● **Dataset entries**
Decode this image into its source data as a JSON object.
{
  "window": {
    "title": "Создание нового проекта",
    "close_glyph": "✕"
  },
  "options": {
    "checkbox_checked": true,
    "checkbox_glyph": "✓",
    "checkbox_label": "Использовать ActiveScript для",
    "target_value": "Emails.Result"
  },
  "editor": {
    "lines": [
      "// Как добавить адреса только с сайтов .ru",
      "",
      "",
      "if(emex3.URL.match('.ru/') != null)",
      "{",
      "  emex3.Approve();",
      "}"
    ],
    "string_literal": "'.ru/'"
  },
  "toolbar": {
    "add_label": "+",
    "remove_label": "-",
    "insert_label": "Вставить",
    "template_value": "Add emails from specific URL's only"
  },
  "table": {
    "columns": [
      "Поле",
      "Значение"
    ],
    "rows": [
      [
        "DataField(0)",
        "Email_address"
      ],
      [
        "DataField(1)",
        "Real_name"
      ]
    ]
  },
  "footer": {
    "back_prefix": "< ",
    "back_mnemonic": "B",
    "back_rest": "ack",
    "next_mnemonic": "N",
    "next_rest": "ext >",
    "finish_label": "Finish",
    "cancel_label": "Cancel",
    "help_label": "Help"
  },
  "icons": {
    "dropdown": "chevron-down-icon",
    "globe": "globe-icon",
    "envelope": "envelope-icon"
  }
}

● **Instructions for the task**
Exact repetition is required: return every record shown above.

● **Response below**
Decode this image into its source data as a JSON object.
{
  "window": {
    "title": "Создание нового проекта",
    "close_glyph": "✕"
  },
  "options": {
    "checkbox_checked": true,
    "checkbox_glyph": "✓",
    "checkbox_label": "Использовать ActiveScript для",
    "target_value": "Emails.Result"
  },
  "editor": {
    "lines": [
      "// Как добавить адреса только с сайтов .ru",
      "",
      "",
      "if(emex3.URL.match('.ru/') != null)",
      "{",
      "  emex3.Approve();",
      "}"
    ],
    "string_literal": "'.ru/'"
  },
  "toolbar": {
    "add_label": "+",
    "remove_label": "-",
    "insert_label": "Вставить",
    "template_value": "Add emails from specific URL's only"
  },
  "table": {
    "columns": [
      "Поле",
      "Значение"
    ],
    "rows": [
      [
        "DataField(0)",
        "Email_address"
      ],
      [
        "DataField(1)",
        "Real_name"
      ]
    ]
  },
  "footer": {
    "back_prefix": "< ",
    "back_mnemonic": "B",
    "back_rest": "ack",
    "next_mnemonic": "N",
    "next_rest": "ext >",
    "finish_label": "Finish",
    "cancel_label": "Cancel",
    "help_label": "Help"
  },
  "icons": {
    "dropdown": "chevron-down-icon",
    "globe": "globe-icon",
    "envelope": "envelope-icon"
  }
}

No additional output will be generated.